  • Huge apps catalogue available on Android Play Store allows easy access to business applications. But there is nothing comparative available for Windows Embedded devices.
  • Creating an embedded system requires a vast open source code library and a stable kernel. Android provides this with no royalties and license fees, allowing developers and manufactures to access them easily. Also, it is more expensive to put an app on the Microsoft app store for Windows devices compared to Android Play Store.
OS Adoption in Enterprise - v3.1


Some of the biggest market leaders offering rugged handhelds include Zebra, Honeywell, Intermec, Motorola and Datalogic.

Intermec was acquired by Honeywell in 2013. Honeywell is focusing on the development of cross platform Handheld Computers. The Honeywell CN75 and CN75e mobile computers provides the choice of a Windows or Android operating system on a single device to meet changing enterprise business demands.

While  Datalogic is committed to extend its support to Windows CE6/WEC 7 and Windows Embedded Handheld 6.5 (WEHH 6.5) till 2022, it has also started developing Android based mobile computers in 2015. It's DL-Axist™ PDA is a rugged full touch Enterprise Class PDA with Android technology and a brilliant display.

Zebra is the market leader in Enterprise mobile computing and has 42% rugged market share. It offers a wide range of handheld computers that cater to healthcare, mobile, logistics, and retail professionals, offering immediate access to business data in the field. Zebra’s strategy is to protect it’s customers’ legacy investment in windows based devices by extending support and have also started working on growing android portfolio. Zebra is also working on rugged tablets based on windows platform.

Zebra is seeing an increasing in demands for Android-based devices and there are plans to incorporate more Android tools into Zebra’s sales channel.

OS Adoption in Enterprise - v6.1


The rugged mobile computing industry is evolving to accommodate business demands for consumer friendly devices. For many years, almost all vertical, enterprise and industrial handhelds were running some version of Microsoft Windows. As more rugged device manufacturers are starting to adopt Android and other modern OS options, the devices have started offering features such as processing power and user interfaces that are similar to their consumer counterparts.

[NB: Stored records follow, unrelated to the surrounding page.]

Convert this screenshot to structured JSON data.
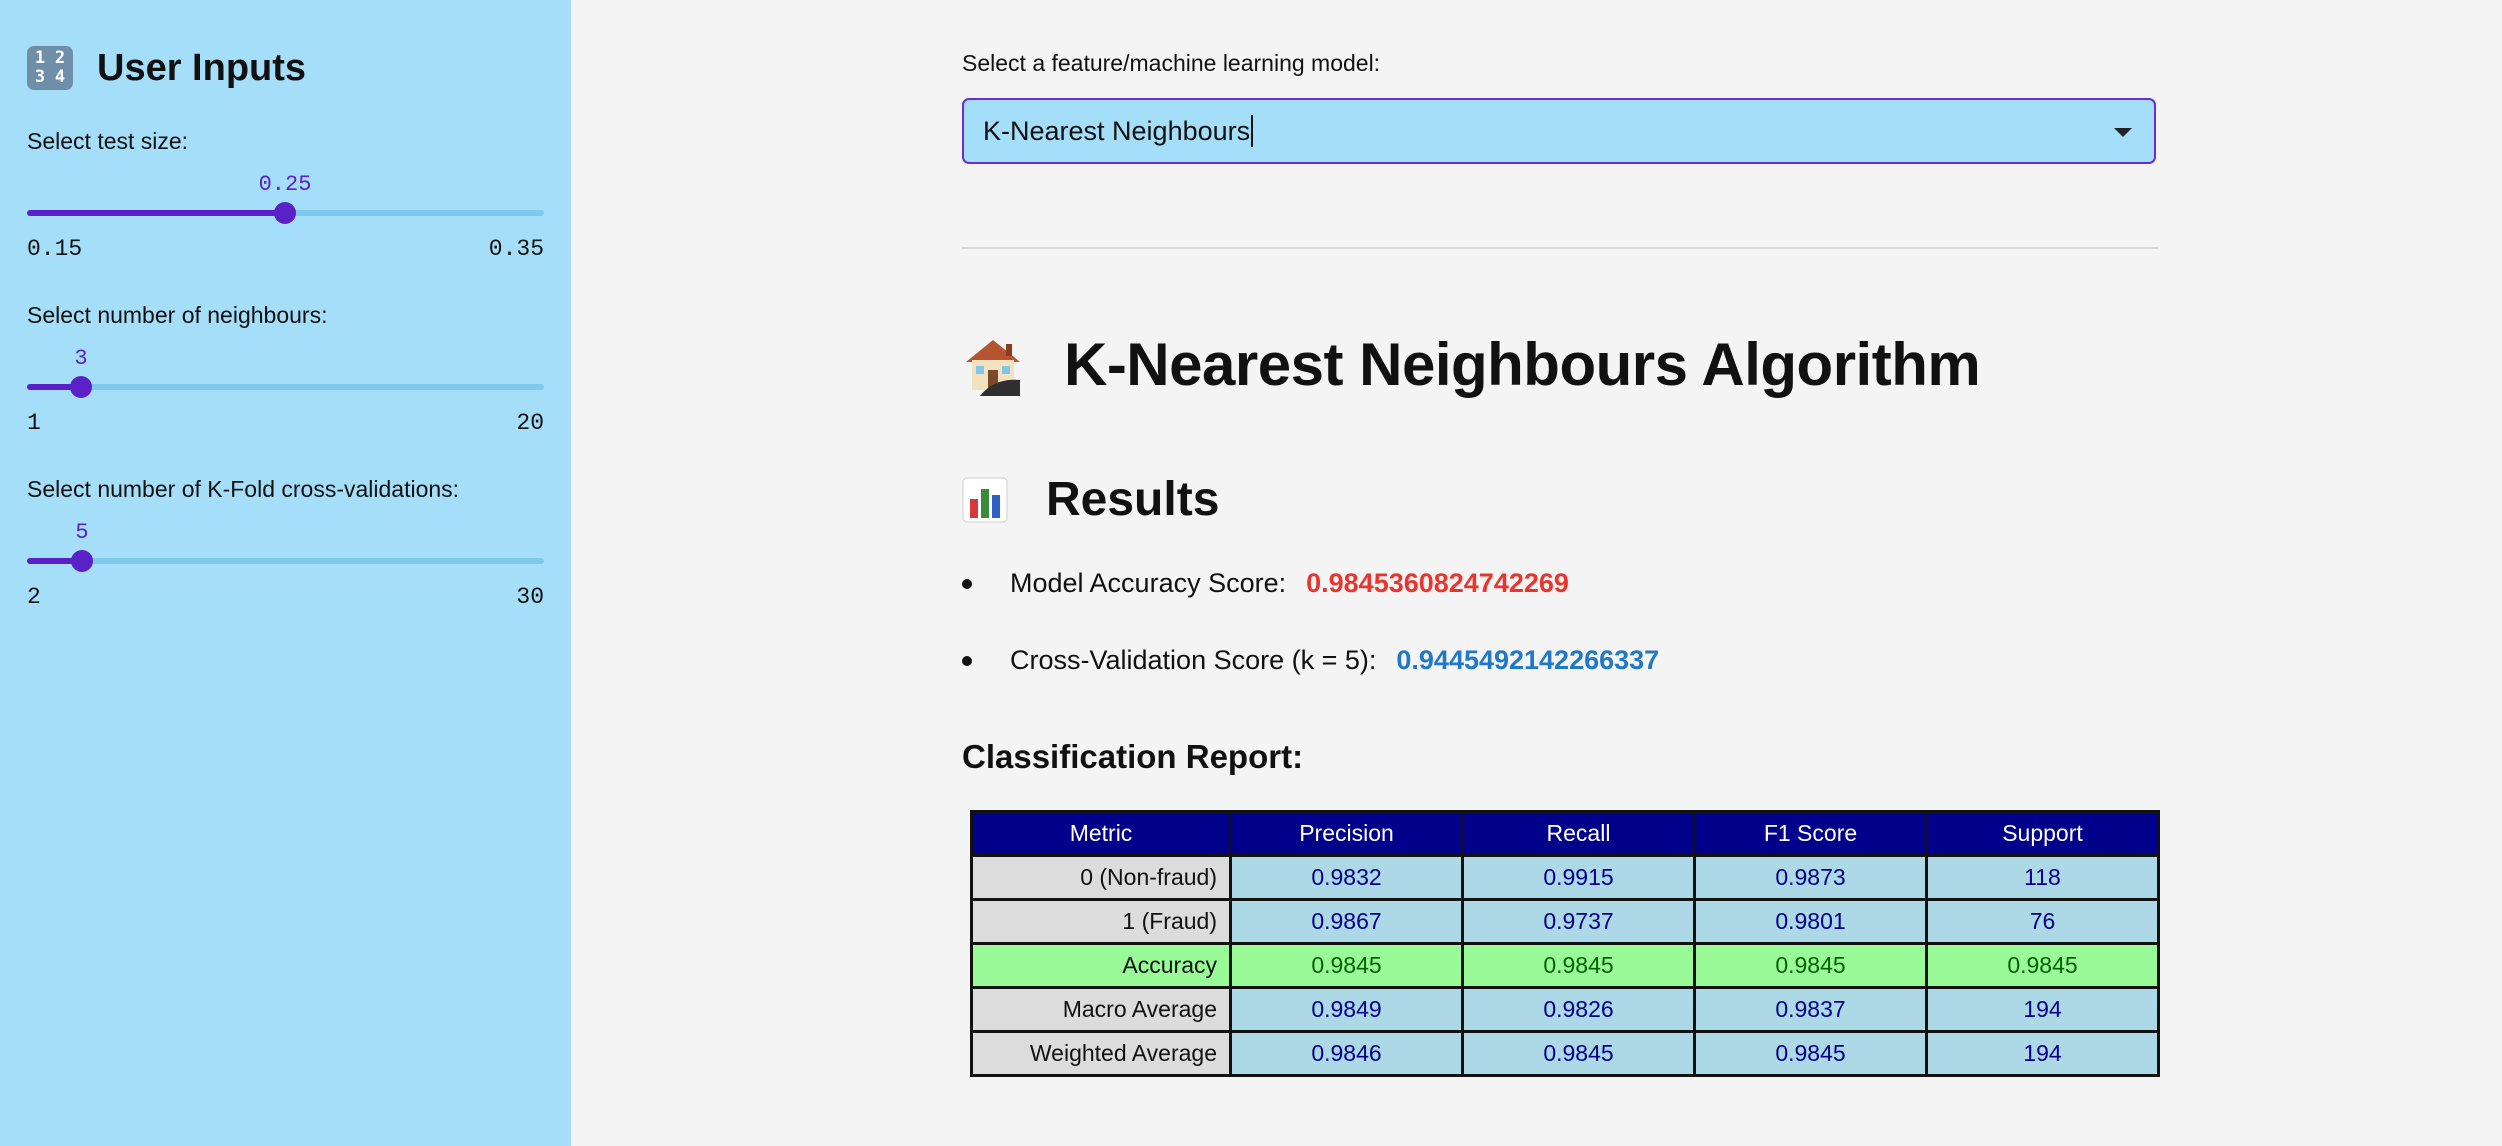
{
  "sidebar": {
    "icon": "input-numbers-icon",
    "icon_digits": [
      "1",
      "2",
      "3",
      "4"
    ],
    "title": "User Inputs",
    "sliders": [
      {
        "label": "Select test size:",
        "value": "0.25",
        "min": "0.15",
        "max": "0.35",
        "fraction": 0.5
      },
      {
        "label": "Select number of neighbours:",
        "value": "3",
        "min": "1",
        "max": "20",
        "fraction": 0.105
      },
      {
        "label": "Select number of K-Fold cross-validations:",
        "value": "5",
        "min": "2",
        "max": "30",
        "fraction": 0.107
      }
    ]
  },
  "main": {
    "select_label": "Select a feature/machine learning model:",
    "select_value": "K-Nearest Neighbours",
    "heading": "K-Nearest Neighbours Algorithm",
    "heading_icon": "house-icon",
    "results_title": "Results",
    "results_icon": "bar-chart-icon",
    "accuracy_label": "Model Accuracy Score:",
    "accuracy_value": "0.9845360824742269",
    "cv_label": "Cross-Validation Score (k = 5):",
    "cv_value": "0.9445492142266337",
    "report_title": "Classification Report:",
    "report": {
      "headers": [
        "Metric",
        "Precision",
        "Recall",
        "F1 Score",
        "Support"
      ],
      "rows": [
        [
          "0 (Non-fraud)",
          "0.9832",
          "0.9915",
          "0.9873",
          "118"
        ],
        [
          "1 (Fraud)",
          "0.9867",
          "0.9737",
          "0.9801",
          "76"
        ],
        [
          "Accuracy",
          "0.9845",
          "0.9845",
          "0.9845",
          "0.9845"
        ],
        [
          "Macro Average",
          "0.9849",
          "0.9826",
          "0.9837",
          "194"
        ],
        [
          "Weighted Average",
          "0.9846",
          "0.9845",
          "0.9845",
          "194"
        ]
      ]
    }
  },
  "colors": {
    "sidebar_bg": "#a5def8",
    "accent": "#5b21c8",
    "accuracy_red": "#e8362f",
    "cv_blue": "#1f78c8",
    "table_header": "#00008b",
    "table_cell": "#add8e6",
    "table_accuracy": "#98fb98"
  }
}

Though end users, like retailers and transporters have the ability to leverage mobile investments for generating more complex business applications, it also serves as a wake up call for businesses who haven’t yet transitioned or made budget provisions for the possible investment in mobile computers due to OS shift.

While Windows 10 IoT Mobile Enterprise was theoretically the successor of the old Windows Mobile/Embedded Handheld, but due to the low adoption rate it did not penetrate the market. Some device developers feel that Android fragmentation is a barrier to user experience, a security risk, and a challenge for the developers, and this may leave a small door open for Windows to make a comeback. Also, device manufacturers are paving the path for next generation cross-platform devices, which provides stable, secure and feature-rich rugged mobile computers.

42Gears mobility management solution can secure and manage rugged mobile computers across the verticals. It supports native as well as MX Android operating systems. 42Gears also supports Windows Mobile operating systems starting from Windows CE 5, 6, 6.5 to 7 as well as Windows Mobile 5.X, 6.1 and 6.5 (professional/standard). 42Gears offers management of rugged devices in partnership with device manufacturers like Datalogic, Zebra, Urovo, Spectralink, Sonim, Kyocera, Bullitt and Bluebird.